▶ _PROBLEM DETAILS_
Please print out every entry below, verbatim.
EXERCISE MATERIALS Start Marker
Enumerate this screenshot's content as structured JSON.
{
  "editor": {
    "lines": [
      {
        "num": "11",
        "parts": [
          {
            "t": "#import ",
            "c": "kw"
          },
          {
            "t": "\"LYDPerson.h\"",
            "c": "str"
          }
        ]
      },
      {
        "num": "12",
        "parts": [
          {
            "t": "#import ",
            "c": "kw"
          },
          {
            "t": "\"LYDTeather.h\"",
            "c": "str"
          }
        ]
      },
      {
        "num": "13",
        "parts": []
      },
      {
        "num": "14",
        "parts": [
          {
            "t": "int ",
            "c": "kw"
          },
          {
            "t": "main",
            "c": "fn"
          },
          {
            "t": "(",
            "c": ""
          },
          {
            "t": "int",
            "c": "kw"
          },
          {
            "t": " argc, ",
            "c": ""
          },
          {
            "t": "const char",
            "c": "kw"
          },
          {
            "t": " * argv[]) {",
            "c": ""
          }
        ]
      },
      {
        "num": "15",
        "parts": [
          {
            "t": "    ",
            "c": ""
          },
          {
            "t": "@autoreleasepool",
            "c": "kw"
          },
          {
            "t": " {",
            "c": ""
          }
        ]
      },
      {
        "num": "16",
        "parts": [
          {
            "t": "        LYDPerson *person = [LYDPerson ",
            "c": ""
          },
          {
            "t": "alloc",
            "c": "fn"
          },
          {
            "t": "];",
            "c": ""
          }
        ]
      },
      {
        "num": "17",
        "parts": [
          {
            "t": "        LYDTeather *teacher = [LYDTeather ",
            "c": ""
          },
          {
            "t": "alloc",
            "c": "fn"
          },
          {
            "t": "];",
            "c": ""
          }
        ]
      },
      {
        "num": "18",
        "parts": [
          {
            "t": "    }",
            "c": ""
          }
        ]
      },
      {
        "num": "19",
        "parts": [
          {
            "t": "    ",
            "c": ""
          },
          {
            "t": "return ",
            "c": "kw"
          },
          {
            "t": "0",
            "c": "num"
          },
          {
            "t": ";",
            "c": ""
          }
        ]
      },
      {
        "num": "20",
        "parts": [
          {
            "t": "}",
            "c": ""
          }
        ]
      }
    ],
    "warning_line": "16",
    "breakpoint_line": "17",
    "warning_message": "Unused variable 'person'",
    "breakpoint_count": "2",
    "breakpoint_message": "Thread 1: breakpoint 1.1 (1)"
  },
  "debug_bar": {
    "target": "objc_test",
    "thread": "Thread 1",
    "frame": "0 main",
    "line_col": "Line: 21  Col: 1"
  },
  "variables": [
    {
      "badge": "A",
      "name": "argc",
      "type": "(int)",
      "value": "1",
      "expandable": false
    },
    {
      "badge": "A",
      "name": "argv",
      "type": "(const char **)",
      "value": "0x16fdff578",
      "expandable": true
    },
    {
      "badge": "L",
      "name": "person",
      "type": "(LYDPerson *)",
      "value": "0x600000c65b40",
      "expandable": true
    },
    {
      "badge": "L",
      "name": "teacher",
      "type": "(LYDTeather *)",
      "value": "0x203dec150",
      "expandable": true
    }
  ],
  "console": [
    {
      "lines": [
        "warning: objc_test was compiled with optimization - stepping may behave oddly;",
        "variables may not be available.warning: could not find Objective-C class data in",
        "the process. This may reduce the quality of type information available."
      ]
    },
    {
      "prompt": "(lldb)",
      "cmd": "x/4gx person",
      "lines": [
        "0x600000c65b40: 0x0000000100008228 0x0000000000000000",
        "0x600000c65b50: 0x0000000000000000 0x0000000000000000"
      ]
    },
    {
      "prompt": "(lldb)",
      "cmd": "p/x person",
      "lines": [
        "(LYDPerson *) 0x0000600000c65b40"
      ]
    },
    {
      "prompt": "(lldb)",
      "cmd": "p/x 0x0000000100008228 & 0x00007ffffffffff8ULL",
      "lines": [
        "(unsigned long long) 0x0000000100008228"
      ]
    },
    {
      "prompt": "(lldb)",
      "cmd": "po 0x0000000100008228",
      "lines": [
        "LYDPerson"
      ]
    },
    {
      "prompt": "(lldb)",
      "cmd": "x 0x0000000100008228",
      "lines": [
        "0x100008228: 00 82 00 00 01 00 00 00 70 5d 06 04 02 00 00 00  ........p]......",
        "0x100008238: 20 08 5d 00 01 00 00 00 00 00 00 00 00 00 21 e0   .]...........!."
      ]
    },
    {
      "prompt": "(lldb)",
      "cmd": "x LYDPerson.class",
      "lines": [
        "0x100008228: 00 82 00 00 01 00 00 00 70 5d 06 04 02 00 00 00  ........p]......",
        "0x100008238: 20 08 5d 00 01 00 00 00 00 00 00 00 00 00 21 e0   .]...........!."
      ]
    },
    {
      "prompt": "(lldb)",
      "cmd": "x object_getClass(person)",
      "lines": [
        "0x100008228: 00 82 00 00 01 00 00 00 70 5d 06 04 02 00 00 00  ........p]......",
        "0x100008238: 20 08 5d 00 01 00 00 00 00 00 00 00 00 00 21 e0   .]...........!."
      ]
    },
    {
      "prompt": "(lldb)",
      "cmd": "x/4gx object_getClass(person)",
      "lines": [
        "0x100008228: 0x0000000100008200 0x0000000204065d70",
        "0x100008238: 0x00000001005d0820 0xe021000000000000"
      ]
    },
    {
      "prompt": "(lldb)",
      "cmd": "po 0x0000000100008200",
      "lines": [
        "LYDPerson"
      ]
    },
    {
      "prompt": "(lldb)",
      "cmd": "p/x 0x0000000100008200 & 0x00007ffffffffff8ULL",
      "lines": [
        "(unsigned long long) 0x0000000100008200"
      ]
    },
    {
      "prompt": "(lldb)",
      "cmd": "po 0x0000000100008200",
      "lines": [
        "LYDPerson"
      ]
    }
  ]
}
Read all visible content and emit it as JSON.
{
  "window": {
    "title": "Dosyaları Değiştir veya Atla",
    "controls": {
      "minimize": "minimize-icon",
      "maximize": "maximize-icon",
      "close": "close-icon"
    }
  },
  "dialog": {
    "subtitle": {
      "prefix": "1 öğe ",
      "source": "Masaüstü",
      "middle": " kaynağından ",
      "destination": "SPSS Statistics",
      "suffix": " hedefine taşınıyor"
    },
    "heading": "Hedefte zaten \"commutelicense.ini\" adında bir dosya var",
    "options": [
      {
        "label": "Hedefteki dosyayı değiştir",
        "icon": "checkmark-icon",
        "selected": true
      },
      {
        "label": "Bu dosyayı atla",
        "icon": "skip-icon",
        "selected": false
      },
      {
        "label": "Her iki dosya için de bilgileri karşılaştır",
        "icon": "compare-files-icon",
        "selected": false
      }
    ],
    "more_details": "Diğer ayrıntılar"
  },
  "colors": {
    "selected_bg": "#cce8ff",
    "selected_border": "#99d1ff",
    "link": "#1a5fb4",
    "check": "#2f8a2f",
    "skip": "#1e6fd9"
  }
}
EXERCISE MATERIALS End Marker
▶ _COMPLETED EXERCISE_
Enumerate this screenshot's content as structured JSON.
{
  "editor": {
    "lines": [
      {
        "num": "11",
        "parts": [
          {
            "t": "#import ",
            "c": "kw"
          },
          {
            "t": "\"LYDPerson.h\"",
            "c": "str"
          }
        ]
      },
      {
        "num": "12",
        "parts": [
          {
            "t": "#import ",
            "c": "kw"
          },
          {
            "t": "\"LYDTeather.h\"",
            "c": "str"
          }
        ]
      },
      {
        "num": "13",
        "parts": []
      },
      {
        "num": "14",
        "parts": [
          {
            "t": "int ",
            "c": "kw"
          },
          {
            "t": "main",
            "c": "fn"
          },
          {
            "t": "(",
            "c": ""
          },
          {
            "t": "int",
            "c": "kw"
          },
          {
            "t": " argc, ",
            "c": ""
          },
          {
            "t": "const char",
            "c": "kw"
          },
          {
            "t": " * argv[]) {",
            "c": ""
          }
        ]
      },
      {
        "num": "15",
        "parts": [
          {
            "t": "    ",
            "c": ""
          },
          {
            "t": "@autoreleasepool",
            "c": "kw"
          },
          {
            "t": " {",
            "c": ""
          }
        ]
      },
      {
        "num": "16",
        "parts": [
          {
            "t": "        LYDPerson *person = [LYDPerson ",
            "c": ""
          },
          {
            "t": "alloc",
            "c": "fn"
          },
          {
            "t": "];",
            "c": ""
          }
        ]
      },
      {
        "num": "17",
        "parts": [
          {
            "t": "        LYDTeather *teacher = [LYDTeather ",
            "c": ""
          },
          {
            "t": "alloc",
            "c": "fn"
          },
          {
            "t": "];",
            "c": ""
          }
        ]
      },
      {
        "num": "18",
        "parts": [
          {
            "t": "    }",
            "c": ""
          }
        ]
      },
      {
        "num": "19",
        "parts": [
          {
            "t": "    ",
            "c": ""
          },
          {
            "t": "return ",
            "c": "kw"
          },
          {
            "t": "0",
            "c": "num"
          },
          {
            "t": ";",
            "c": ""
          }
        ]
      },
      {
        "num": "20",
        "parts": [
          {
            "t": "}",
            "c": ""
          }
        ]
      }
    ],
    "warning_line": "16",
    "breakpoint_line": "17",
    "warning_message": "Unused variable 'person'",
    "breakpoint_count": "2",
    "breakpoint_message": "Thread 1: breakpoint 1.1 (1)"
  },
  "debug_bar": {
    "target": "objc_test",
    "thread": "Thread 1",
    "frame": "0 main",
    "line_col": "Line: 21  Col: 1"
  },
  "variables": [
    {
      "badge": "A",
      "name": "argc",
      "type": "(int)",
      "value": "1",
      "expandable": false
    },
    {
      "badge": "A",
      "name": "argv",
      "type": "(const char **)",
      "value": "0x16fdff578",
      "expandable": true
    },
    {
      "badge": "L",
      "name": "person",
      "type": "(LYDPerson *)",
      "value": "0x600000c65b40",
      "expandable": true
    },
    {
      "badge": "L",
      "name": "teacher",
      "type": "(LYDTeather *)",
      "value": "0x203dec150",
      "expandable": true
    }
  ],
  "console": [
    {
      "lines": [
        "warning: objc_test was compiled with optimization - stepping may behave oddly;",
        "variables may not be available.warning: could not find Objective-C class data in",
        "the process. This may reduce the quality of type information available."
      ]
    },
    {
      "prompt": "(lldb)",
      "cmd": "x/4gx person",
      "lines": [
        "0x600000c65b40: 0x0000000100008228 0x0000000000000000",
        "0x600000c65b50: 0x0000000000000000 0x0000000000000000"
      ]
    },
    {
      "prompt": "(lldb)",
      "cmd": "p/x person",
      "lines": [
        "(LYDPerson *) 0x0000600000c65b40"
      ]
    },
    {
      "prompt": "(lldb)",
      "cmd": "p/x 0x0000000100008228 & 0x00007ffffffffff8ULL",
      "lines": [
        "(unsigned long long) 0x0000000100008228"
      ]
    },
    {
      "prompt": "(lldb)",
      "cmd": "po 0x0000000100008228",
      "lines": [
        "LYDPerson"
      ]
    },
    {
      "prompt": "(lldb)",
      "cmd": "x 0x0000000100008228",
      "lines": [
        "0x100008228: 00 82 00 00 01 00 00 00 70 5d 06 04 02 00 00 00  ........p]......",
        "0x100008238: 20 08 5d 00 01 00 00 00 00 00 00 00 00 00 21 e0   .]...........!."
      ]
    },
    {
      "prompt": "(lldb)",
      "cmd": "x LYDPerson.class",
      "lines": [
        "0x100008228: 00 82 00 00 01 00 00 00 70 5d 06 04 02 00 00 00  ........p]......",
        "0x100008238: 20 08 5d 00 01 00 00 00 00 00 00 00 00 00 21 e0   .]...........!."
      ]
    },
    {
      "prompt": "(lldb)",
      "cmd": "x object_getClass(person)",
      "lines": [
        "0x100008228: 00 82 00 00 01 00 00 00 70 5d 06 04 02 00 00 00  ........p]......",
        "0x100008238: 20 08 5d 00 01 00 00 00 00 00 00 00 00 00 21 e0   .]...........!."
      ]
    },
    {
      "prompt": "(lldb)",
      "cmd": "x/4gx object_getClass(person)",
      "lines": [
        "0x100008228: 0x0000000100008200 0x0000000204065d70",
        "0x100008238: 0x00000001005d0820 0xe021000000000000"
      ]
    },
    {
      "prompt": "(lldb)",
      "cmd": "po 0x0000000100008200",
      "lines": [
        "LYDPerson"
      ]
    },
    {
      "prompt": "(lldb)",
      "cmd": "p/x 0x0000000100008200 & 0x00007ffffffffff8ULL",
      "lines": [
        "(unsigned long long) 0x0000000100008200"
      ]
    },
    {
      "prompt": "(lldb)",
      "cmd": "po 0x0000000100008200",
      "lines": [
        "LYDPerson"
      ]
    }
  ]
}
Read all visible content and emit it as JSON.
{
  "window": {
    "title": "Dosyaları Değiştir veya Atla",
    "controls": {
      "minimize": "minimize-icon",
      "maximize": "maximize-icon",
      "close": "close-icon"
    }
  },
  "dialog": {
    "subtitle": {
      "prefix": "1 öğe ",
      "source": "Masaüstü",
      "middle": " kaynağından ",
      "destination": "SPSS Statistics",
      "suffix": " hedefine taşınıyor"
    },
    "heading": "Hedefte zaten \"commutelicense.ini\" adında bir dosya var",
    "options": [
      {
        "label": "Hedefteki dosyayı değiştir",
        "icon": "checkmark-icon",
        "selected": true
      },
      {
        "label": "Bu dosyayı atla",
        "icon": "skip-icon",
        "selected": false
      },
      {
        "label": "Her iki dosya için de bilgileri karşılaştır",
        "icon": "compare-files-icon",
        "selected": false
      }
    ],
    "more_details": "Diğer ayrıntılar"
  },
  "colors": {
    "selected_bg": "#cce8ff",
    "selected_border": "#99d1ff",
    "link": "#1a5fb4",
    "check": "#2f8a2f",
    "skip": "#1e6fd9"
  }
}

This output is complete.